Directions for this task: Where does the word "billion" show up in the data? Please find each such line and copy it.

*** Opening of Materials provided ***

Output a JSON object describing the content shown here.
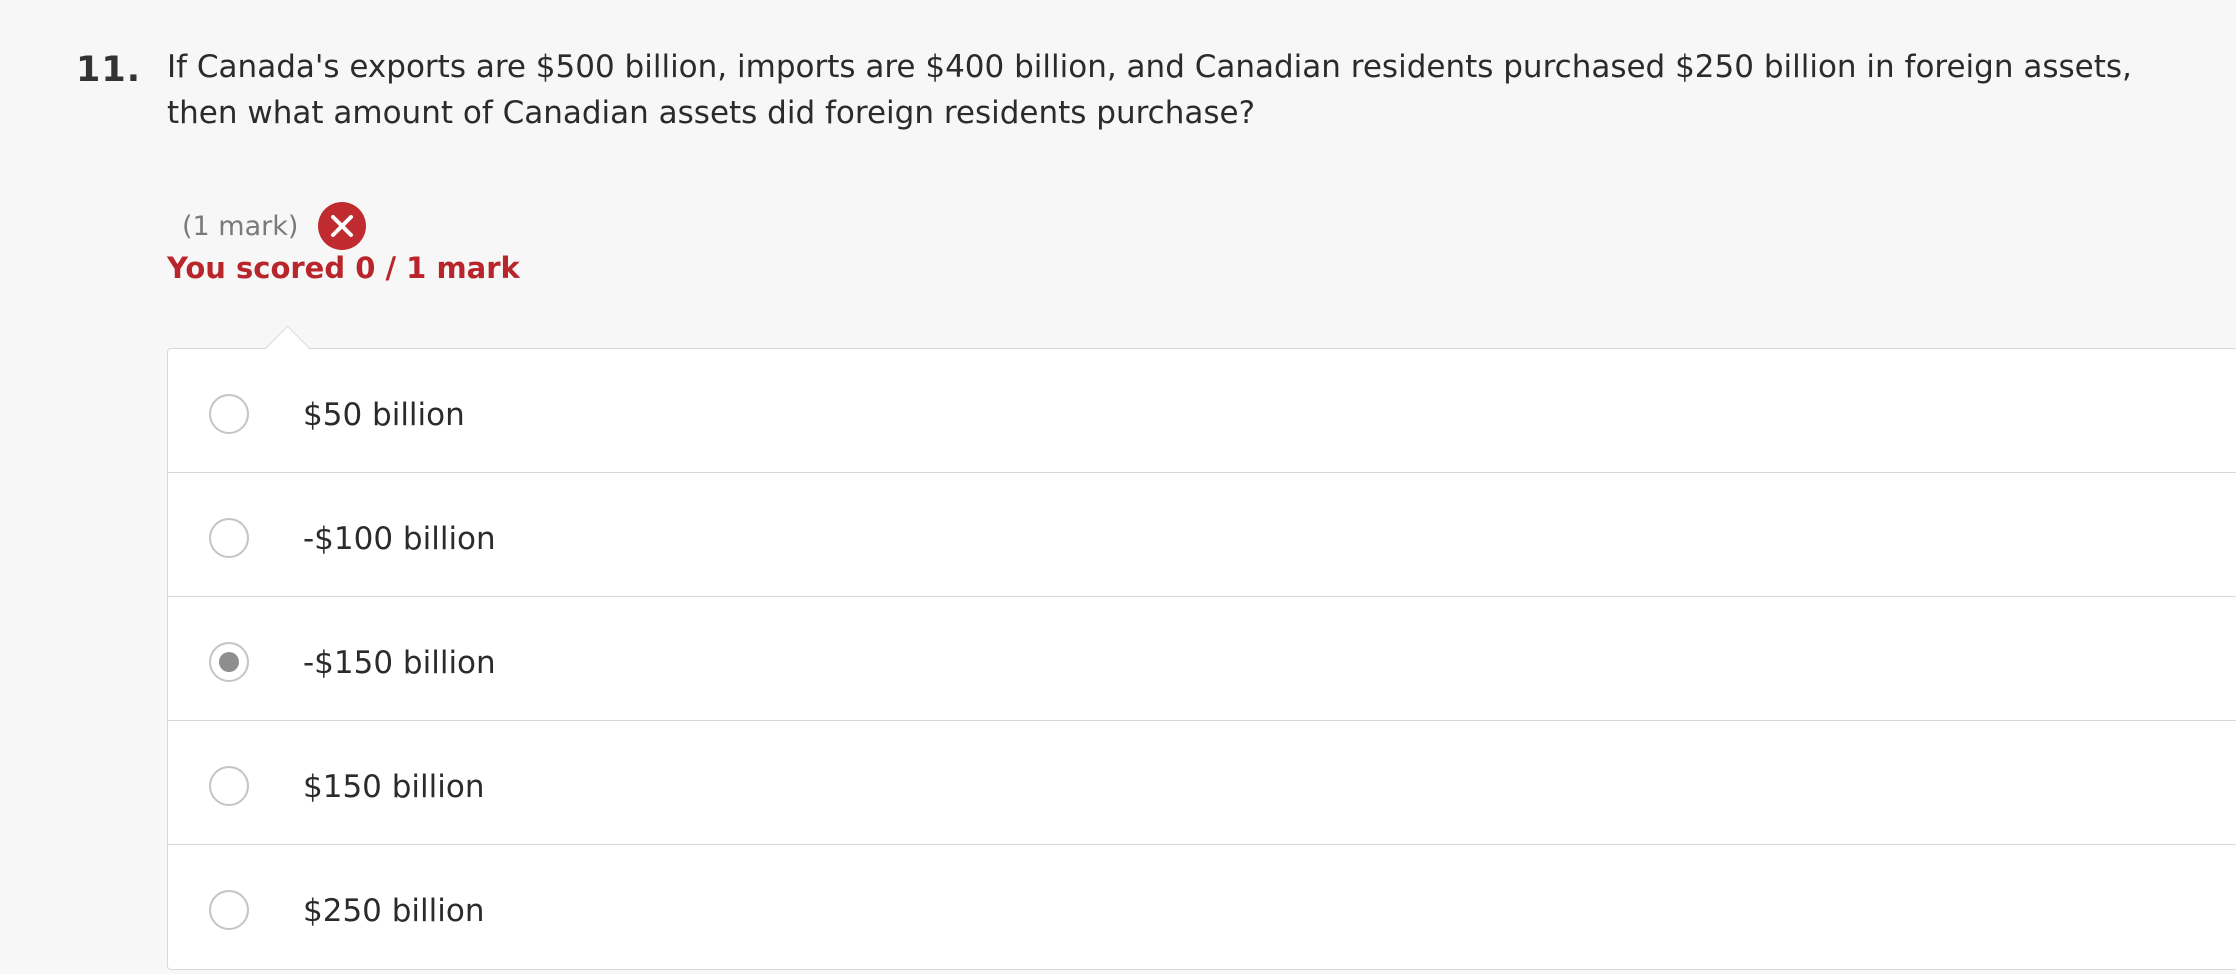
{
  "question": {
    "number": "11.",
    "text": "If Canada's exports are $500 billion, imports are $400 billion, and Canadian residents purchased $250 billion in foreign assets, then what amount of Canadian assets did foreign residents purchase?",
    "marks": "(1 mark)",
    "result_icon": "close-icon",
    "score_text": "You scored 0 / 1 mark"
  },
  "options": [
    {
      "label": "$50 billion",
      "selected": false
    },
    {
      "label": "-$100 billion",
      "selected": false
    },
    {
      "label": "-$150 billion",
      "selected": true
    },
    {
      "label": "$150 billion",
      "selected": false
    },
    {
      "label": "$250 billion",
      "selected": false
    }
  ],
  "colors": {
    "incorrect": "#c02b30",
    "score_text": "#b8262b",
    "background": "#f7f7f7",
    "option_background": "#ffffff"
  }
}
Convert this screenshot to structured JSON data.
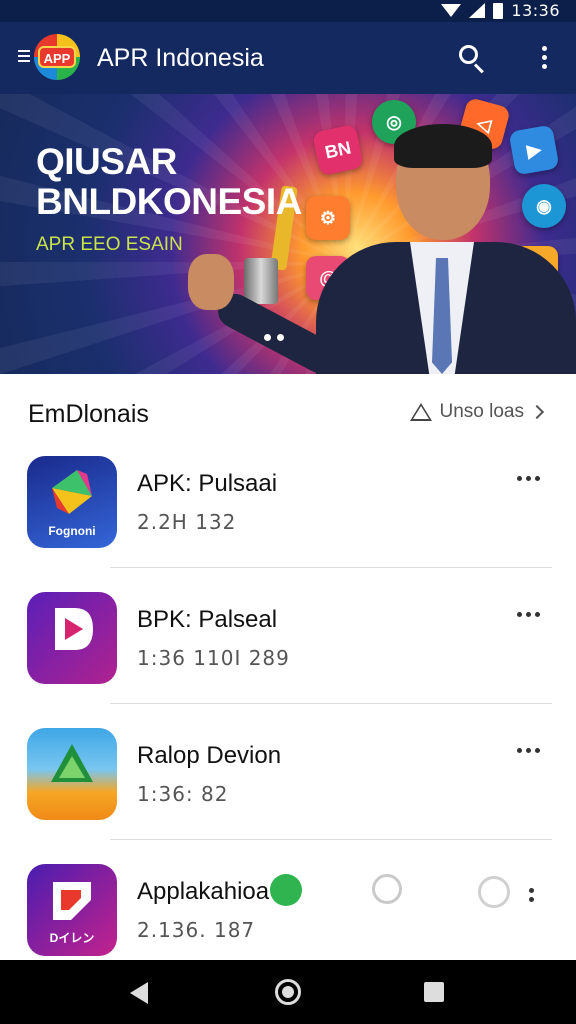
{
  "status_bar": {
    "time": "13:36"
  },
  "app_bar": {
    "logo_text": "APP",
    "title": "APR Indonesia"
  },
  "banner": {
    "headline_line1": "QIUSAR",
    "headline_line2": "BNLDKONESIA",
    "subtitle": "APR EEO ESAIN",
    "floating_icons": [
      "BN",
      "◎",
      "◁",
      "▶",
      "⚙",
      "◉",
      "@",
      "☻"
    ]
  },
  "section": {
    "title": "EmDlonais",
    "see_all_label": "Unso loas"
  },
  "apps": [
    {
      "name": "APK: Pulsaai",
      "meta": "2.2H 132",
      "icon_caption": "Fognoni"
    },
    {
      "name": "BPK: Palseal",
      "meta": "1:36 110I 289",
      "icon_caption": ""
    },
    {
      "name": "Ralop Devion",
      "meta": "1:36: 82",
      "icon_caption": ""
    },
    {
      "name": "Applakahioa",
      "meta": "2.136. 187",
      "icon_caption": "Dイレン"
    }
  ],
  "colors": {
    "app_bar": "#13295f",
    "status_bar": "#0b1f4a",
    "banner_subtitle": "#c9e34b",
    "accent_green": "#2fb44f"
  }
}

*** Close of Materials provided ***
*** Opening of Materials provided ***

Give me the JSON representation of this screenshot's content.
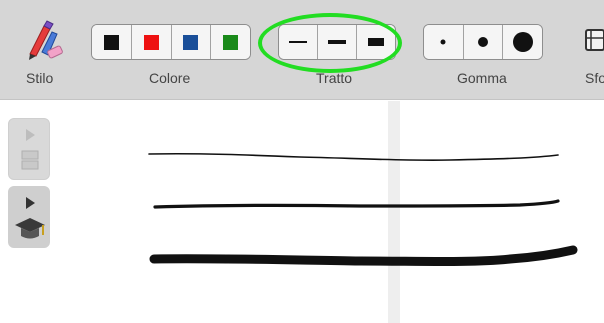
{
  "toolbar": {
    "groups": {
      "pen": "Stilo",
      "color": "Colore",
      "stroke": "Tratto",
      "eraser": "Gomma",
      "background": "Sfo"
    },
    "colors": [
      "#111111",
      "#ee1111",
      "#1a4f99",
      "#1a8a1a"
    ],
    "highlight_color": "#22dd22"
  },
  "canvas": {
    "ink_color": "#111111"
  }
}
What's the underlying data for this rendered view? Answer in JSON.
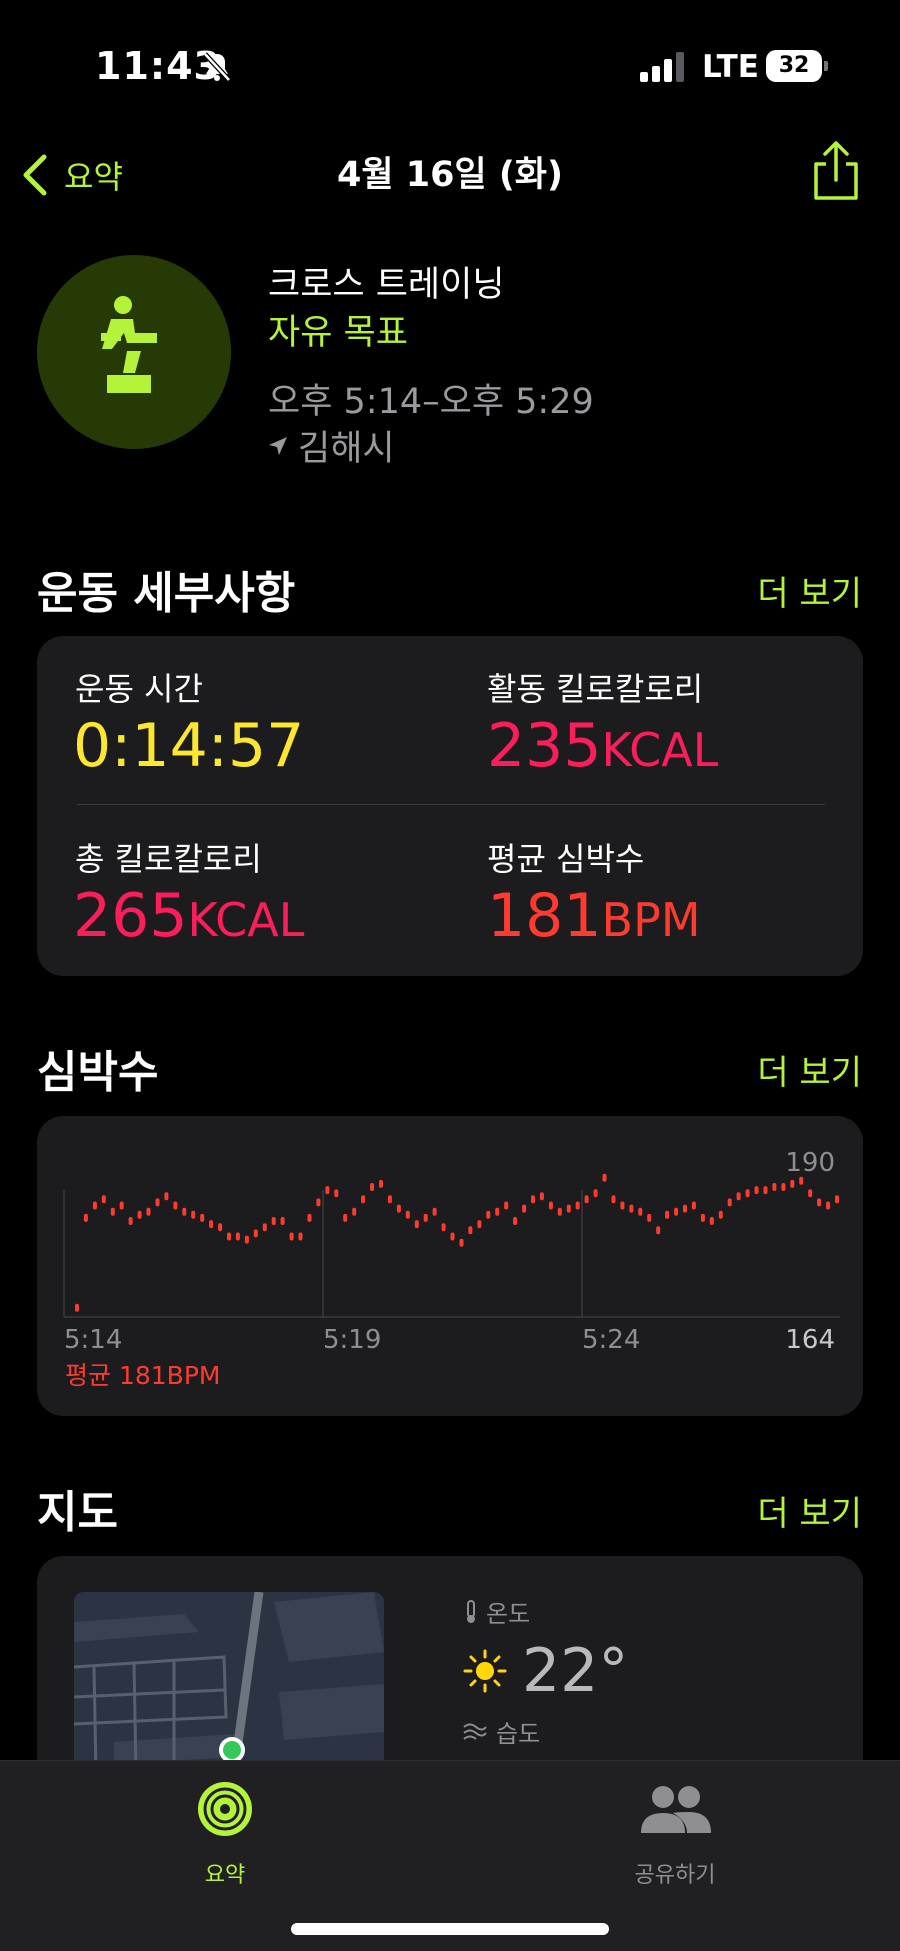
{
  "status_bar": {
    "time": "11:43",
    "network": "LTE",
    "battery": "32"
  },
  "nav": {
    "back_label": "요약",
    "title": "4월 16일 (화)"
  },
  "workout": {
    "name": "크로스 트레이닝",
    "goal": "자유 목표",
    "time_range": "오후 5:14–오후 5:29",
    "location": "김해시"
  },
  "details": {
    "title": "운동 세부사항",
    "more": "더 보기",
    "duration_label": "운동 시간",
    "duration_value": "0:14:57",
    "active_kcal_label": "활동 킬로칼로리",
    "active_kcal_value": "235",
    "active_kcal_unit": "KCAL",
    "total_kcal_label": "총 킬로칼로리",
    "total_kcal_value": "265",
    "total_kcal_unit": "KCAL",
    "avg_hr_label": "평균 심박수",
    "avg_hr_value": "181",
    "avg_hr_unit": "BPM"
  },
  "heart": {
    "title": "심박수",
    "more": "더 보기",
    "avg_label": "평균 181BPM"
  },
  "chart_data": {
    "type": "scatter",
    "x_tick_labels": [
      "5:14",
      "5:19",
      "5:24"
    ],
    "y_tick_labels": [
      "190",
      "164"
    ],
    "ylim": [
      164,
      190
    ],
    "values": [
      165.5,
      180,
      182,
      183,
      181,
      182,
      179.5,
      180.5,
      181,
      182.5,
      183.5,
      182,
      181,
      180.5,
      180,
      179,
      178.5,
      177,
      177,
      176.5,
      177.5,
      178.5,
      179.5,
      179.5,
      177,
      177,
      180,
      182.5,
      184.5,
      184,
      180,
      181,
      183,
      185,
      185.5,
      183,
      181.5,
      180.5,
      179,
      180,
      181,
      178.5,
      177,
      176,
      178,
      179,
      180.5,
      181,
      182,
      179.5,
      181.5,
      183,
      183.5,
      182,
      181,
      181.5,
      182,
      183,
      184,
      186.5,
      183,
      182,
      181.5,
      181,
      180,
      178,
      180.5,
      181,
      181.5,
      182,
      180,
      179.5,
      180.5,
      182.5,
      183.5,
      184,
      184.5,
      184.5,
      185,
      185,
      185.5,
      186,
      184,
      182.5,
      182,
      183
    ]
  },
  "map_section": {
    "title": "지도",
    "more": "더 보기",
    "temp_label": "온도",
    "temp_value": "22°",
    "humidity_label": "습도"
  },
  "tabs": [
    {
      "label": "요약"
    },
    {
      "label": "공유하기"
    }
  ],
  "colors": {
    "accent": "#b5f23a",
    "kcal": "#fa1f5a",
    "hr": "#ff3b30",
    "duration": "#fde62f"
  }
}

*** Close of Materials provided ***
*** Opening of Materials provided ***

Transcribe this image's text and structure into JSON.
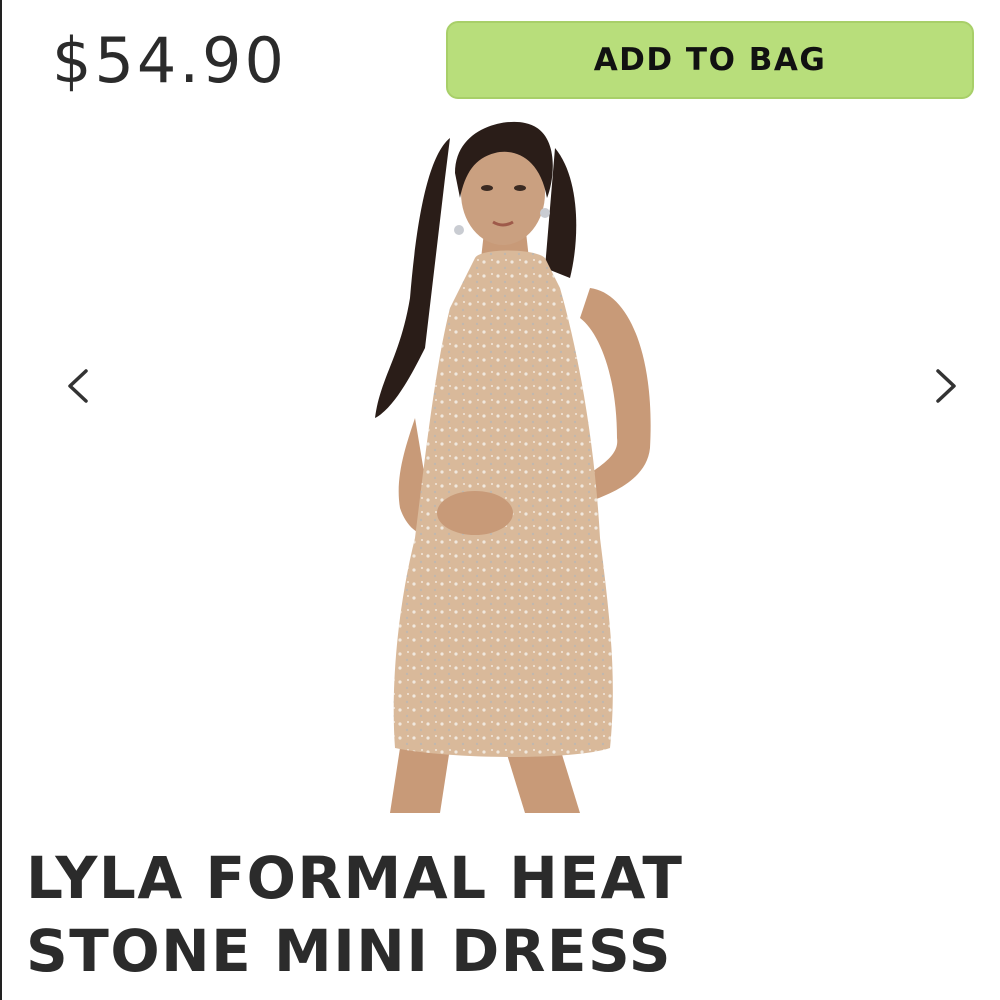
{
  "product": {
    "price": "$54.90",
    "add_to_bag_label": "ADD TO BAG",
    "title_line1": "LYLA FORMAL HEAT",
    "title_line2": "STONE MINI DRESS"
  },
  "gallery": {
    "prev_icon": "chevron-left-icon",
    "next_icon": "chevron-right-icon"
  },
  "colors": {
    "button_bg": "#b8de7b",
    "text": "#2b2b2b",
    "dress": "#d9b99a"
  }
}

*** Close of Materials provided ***

Response to the exercise:
    "text": "If Canada's exports are $500 billion, imports are $400 billion, and Canadian residents purchased $250 billion in foreign assets, then what amount of Canadian assets did foreign residents purchase?",
      "label": "$50 billion",
      "label": "-$100 billion",
      "label": "-$150 billion",
      "label": "$150 billion",
      "label": "$250 billion",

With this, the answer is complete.